 The above code allows us to only have to type “Get-FreeSpace” to get an output of the local machines available free space. The next important thing to point out is the Begin, Process and End Blocks which should be used just like you would think, put everything needed for the script(ex..Parameters,Variables). Next is the Process block, this is where you should be running a majority of the code especially with a lengthier script and finally the End block which I tend to use to clean everything up, maybe email it and add the final formatting adjustments.

This code will gather all information related to “Win32_LogicalDisk” and place it into "$Begin"
Begin { $Begin = Get-WmiObject Win32_LogicalDisk }

This code takes the $Begin variable and and pipes it into Where-Object { $_.DriveType -eq "3" }which will gather all information related to “Win32_LogicalDisk” and sort\filter everything gathered and only keep anything with a “drivetype” of 3 which means its a HDD and not a DVD drive or Flash drive for example.
Process { $Process = $Begin | Where-Object { $_.DriveType -eq "3" } | Select-Object SystemName, 

The below code looks a little frightening to a PowerShell newcomer however after just a little playing around with PS you will find expressions to be one of the more enjoyable tasks as an IT admin.

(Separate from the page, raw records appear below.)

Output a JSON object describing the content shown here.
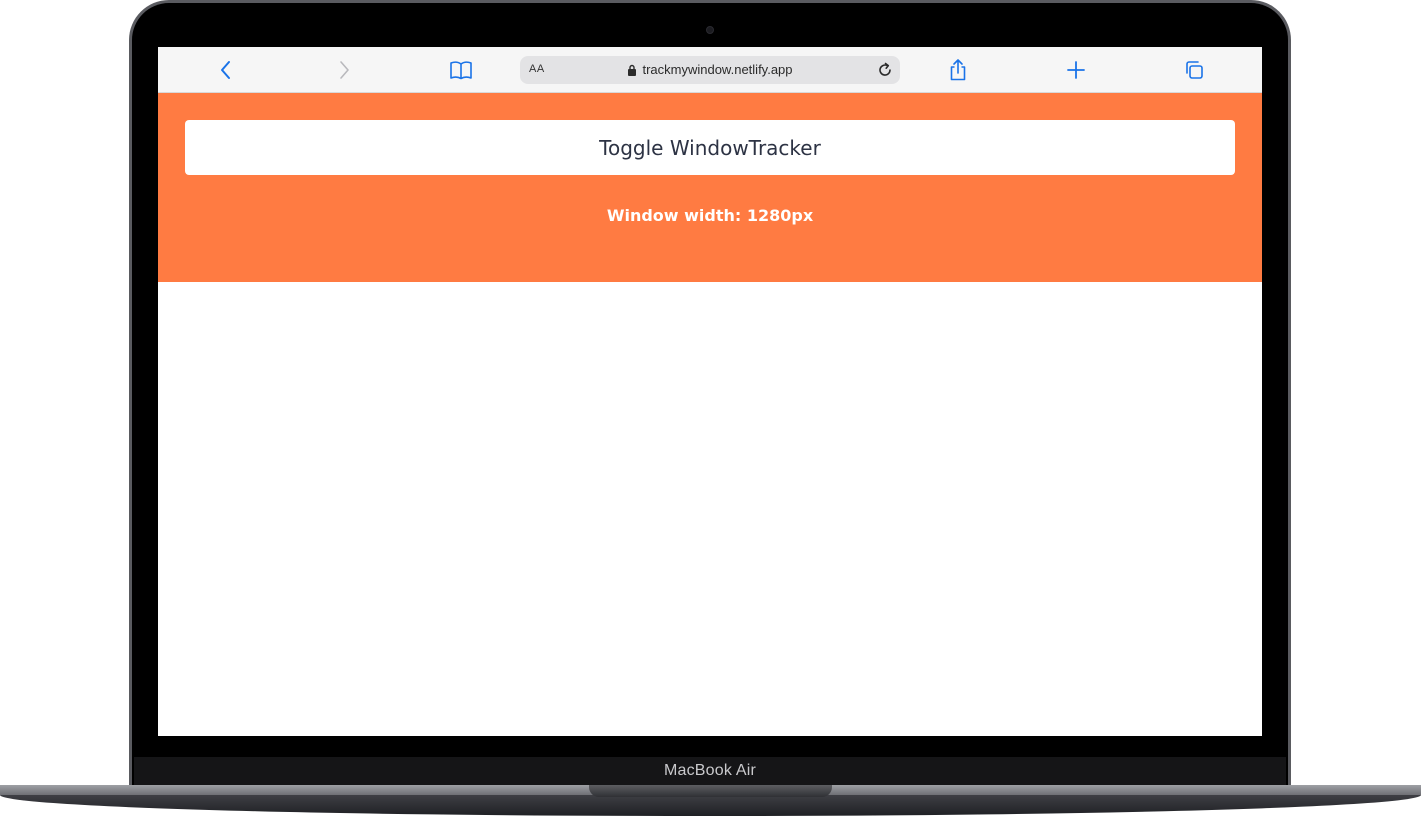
{
  "device": {
    "label": "MacBook Air"
  },
  "browser": {
    "url": "trackmywindow.netlify.app",
    "text_size_label": "AA",
    "accent_color": "#1a73e8"
  },
  "page": {
    "header_color": "#ff7b42",
    "toggle_button_label": "Toggle WindowTracker",
    "window_width_text": "Window width: 1280px"
  }
}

I think the easiest way to understand expressions is to see one used in real life, let me show you.
Process { $Process = $Begin | Where-Object { $_.DriveType -eq "3" } | Select-Object SystemName, 
            @{ Name = "Drive" ; Expression = { ( $_.DeviceID ) } },
            @{ Name = "Size (GB)" ; Expression = {"{0:N1}" -f( $_.Size / 1gb)}},
            @{ Name = "FreeSpace (GB)" ; Expression = {"{0:N1}" -f( $_.Freespace / 1gb ) } },
            @{ Name = "PercentFree" ; Expression = {"{0:P1}" -f( $_.FreeSpace / $_.Size ) } } }
Take a look at the expressions above and then the output in the below image...specifically follow Drive, Size, FreeSpace, and PercentFree, these are all case sensitive sensitive as in however you type it in the "@{ Name = "Drive"" area.
PS C:\Users\mkerfoot> Get-FreeSpace

SystemName     Drive Size (GB) FreeSpace (GB) PercentFree
----------     ----- --------- -------------- -----------
VT-MKERFOOT-W8 C:    223.2     37.5           16.8 %     

PS C:\Users\mkerfoot> 
Then I ended it off with some nice formatting for a presentable output.
End { $Process | Format-Table -AutoSize }
Example run
PS C:\Users\mkerfoot\Desktop\powershell\Functions> Get-FreeSpace

SystemName     Drive Size (GB) FreeSpace (GB) PercentFree
----------     ----- --------- -------------- -----------
VT-MKERFOOT-W8 C:    223.2     37.5           16.8 %